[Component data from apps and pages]
++++++++++

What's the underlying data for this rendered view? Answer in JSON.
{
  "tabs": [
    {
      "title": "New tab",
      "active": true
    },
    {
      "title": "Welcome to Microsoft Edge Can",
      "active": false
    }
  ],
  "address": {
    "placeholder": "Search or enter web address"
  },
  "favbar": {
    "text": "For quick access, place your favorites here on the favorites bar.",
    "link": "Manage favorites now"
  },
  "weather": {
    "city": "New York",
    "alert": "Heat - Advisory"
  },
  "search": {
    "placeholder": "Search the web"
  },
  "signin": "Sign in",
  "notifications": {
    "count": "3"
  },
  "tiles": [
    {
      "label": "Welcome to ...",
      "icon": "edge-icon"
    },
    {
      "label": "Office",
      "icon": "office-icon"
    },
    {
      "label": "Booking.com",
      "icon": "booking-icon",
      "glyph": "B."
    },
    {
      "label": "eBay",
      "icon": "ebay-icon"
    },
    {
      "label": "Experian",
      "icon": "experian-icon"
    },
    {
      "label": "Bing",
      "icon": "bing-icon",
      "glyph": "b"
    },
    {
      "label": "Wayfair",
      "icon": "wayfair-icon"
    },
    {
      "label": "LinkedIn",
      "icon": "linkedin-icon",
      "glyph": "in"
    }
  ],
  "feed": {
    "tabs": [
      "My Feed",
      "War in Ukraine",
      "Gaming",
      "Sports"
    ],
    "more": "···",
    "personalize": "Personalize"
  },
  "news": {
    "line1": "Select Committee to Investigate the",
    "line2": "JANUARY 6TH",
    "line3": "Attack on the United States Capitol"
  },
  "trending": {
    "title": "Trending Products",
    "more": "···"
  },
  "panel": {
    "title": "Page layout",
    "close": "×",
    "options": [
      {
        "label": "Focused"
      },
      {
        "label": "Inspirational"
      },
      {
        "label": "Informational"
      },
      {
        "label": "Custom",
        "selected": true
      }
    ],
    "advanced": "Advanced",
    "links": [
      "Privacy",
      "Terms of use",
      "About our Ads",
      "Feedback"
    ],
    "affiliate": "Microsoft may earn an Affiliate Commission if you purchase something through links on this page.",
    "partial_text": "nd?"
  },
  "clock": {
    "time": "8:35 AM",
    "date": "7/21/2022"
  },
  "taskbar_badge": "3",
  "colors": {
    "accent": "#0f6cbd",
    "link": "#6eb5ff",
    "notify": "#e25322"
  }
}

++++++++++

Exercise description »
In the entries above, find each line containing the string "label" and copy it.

Answer to this exercise »
      "label": "Welcome to ...",
      "label": "Office",
      "label": "Booking.com",
      "label": "eBay",
      "label": "Experian",
      "label": "Bing",
      "label": "Wayfair",
      "label": "LinkedIn",
        "label": "Focused"
        "label": "Inspirational"
        "label": "Informational"
        "label": "Custom",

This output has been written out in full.